Moti’s Market, the newly re-branded KosherMart of Rockville, is planning to take the country by storm. No longer satisfied to share his delicious pita, tehina and salads with all of us locals, Potomac resident Israeli Moti Yitzhaky is now expanding his business to produce up to 30,000 pita breads per day and sell them and his packaged Israeli salads nationwide.
With great confidence, Moti exclaims, “If Sabra taught America how to eat hummus, I will teach them how to eat pita.” Moti firmly believes that pita is great bread for sandwiches because it keeps so well in the freezer. His sells the breads frozen, and stores can resell them thawed. In my house, there is always Moti’s pita in the freezer.
Moti’s partner-in-pita and more is head baker A.C. Newman, a warm, friendly guy with whom he has been working for ten years. A.C. was born in a bakery, frying doughnuts by age nine. He spent 14 years as the head baker at a kosher bakery in Lakewood, NJ. In his 30s, he moved to North Carolina to retire.
Unable to stay away from baking, he came across Moti’s online ad for a baker when Moti’s head baker got sick. A.C.’s only complaint is that every time Moti returns from Israel, he barrages him with a list and instructions to “make this” and “figure out how to bake that” from the “smuggled” Israeli samples. A.C. will likely get to Israel himself this year and see what all the “baked” fuss is about.
As we all know, pita loves a good dip…and I love Moti’s hummus and flavorful roasted eggplant salads. Our family favorite is his tehina, which my son Jake thinks tastes great on everything, including pizza. Moti’s plan is to market eight to ten different salads by December, when the catering side of the factory will be up and running. First, the pita machinery must be working perfectly.
When I went to visit Moti in his new 5,000-square-foot factory behind a professional building on Parklawn Drive in Rockville, he had a huge cart of tools out and was taking apart the giant mixer to fix some parts. It sure comes in handy that Moti used to be a car mechanic! He always had a passion for food and saw the sale of Katz’s as a chance to make a career change. That was ten years ago.
Moti said that he has enough local orders to justify the expansion. He supplies pita to hotels, restaurants, food trucks and other businesses in the metro DC area and in Baltimore. His pita sales include whole wheat and mini pitas.
I was fascinated by the pita-making machinery, which Moti imported from Israel. It bakes bread Rube Goldberg-style. First, the dough is mixed in a huge mixer I wish I owned, the bowl big enough to bathe a few kids inside. After the dough is mixed with a magic dough softener, it is fed into a machine that spits out the right size balls to form each pita bread. A conveyor belt brings them to the proofing shelves where they move up and down what looks like a moving walkways. The balls are then fed through a rolling machine, flattened and placed on wood boards that are slid into a cabinet to rise for 20 minutes.

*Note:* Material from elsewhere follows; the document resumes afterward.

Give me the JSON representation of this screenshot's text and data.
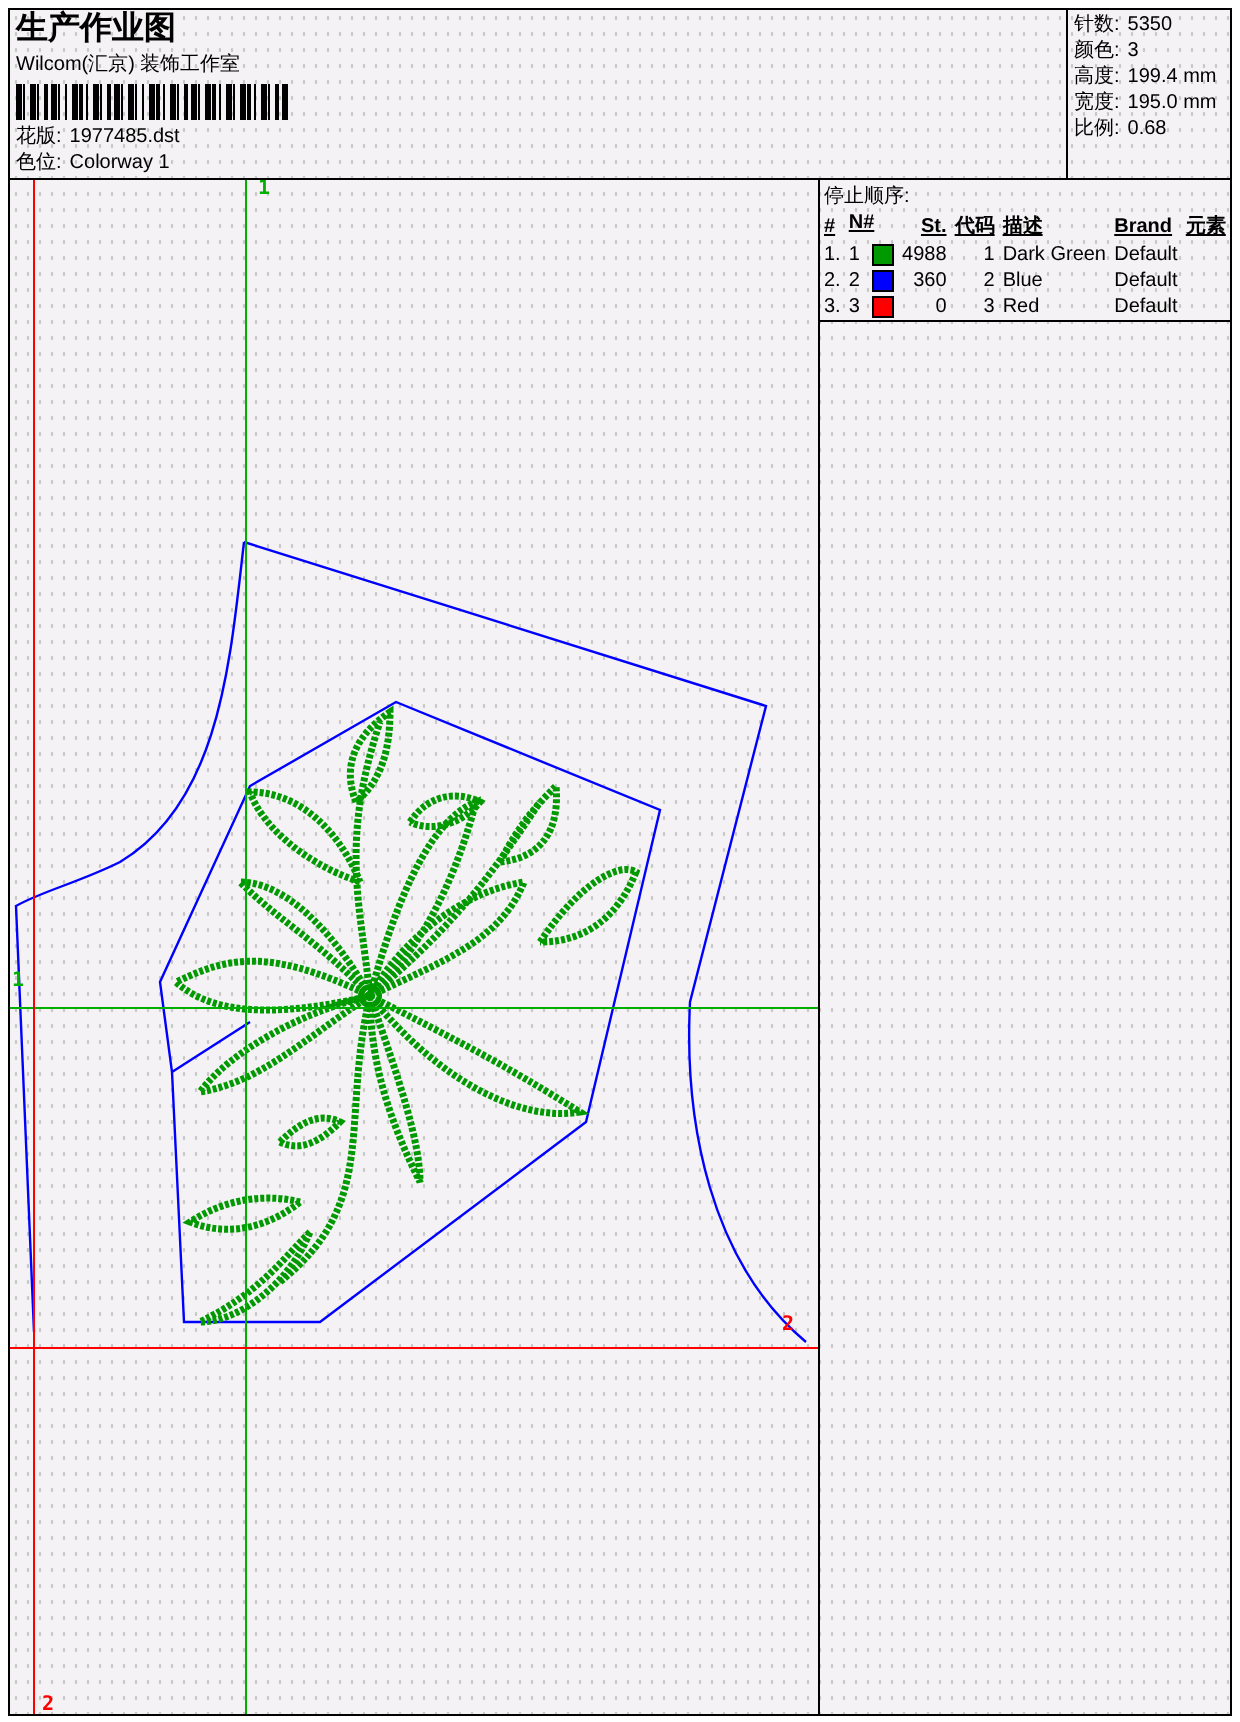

The bread-baking machine spits out puffed up pitas in less than a minute. The baked pitas take a final ride on a series of blue tracks to cool before they are stacked and packed. I grabbed a few runaways that tried to escape the belts (they would have fallen anyway).
The machines can produce 3,000 pitas per hour. Moti and A.C. are making small adjustments to achieve the perfect thickness and evenness in baking and to make sure all the belts run smoothly to avoid a pita traffic jam. For now, they are producing a modest 2,400 per day, but that will soon change.
One day, when everyone in the US is eating Moti’s pita and salads, we will know that it all started here with the soft dough and a perfect pocket that embraces Moti’s salads and any filling we can dream of.
Moti’s Market, 301-468-0400, 4860 Boiling Brook Parkway, Rockville, MD. Sunday, 7:30 am-9:00 pm; Monday, 7:30 am-8:00 pm; Tuesday-Thursday, 7:30 am-9:00 pm; Friday, 7:00 am-4:00 pm.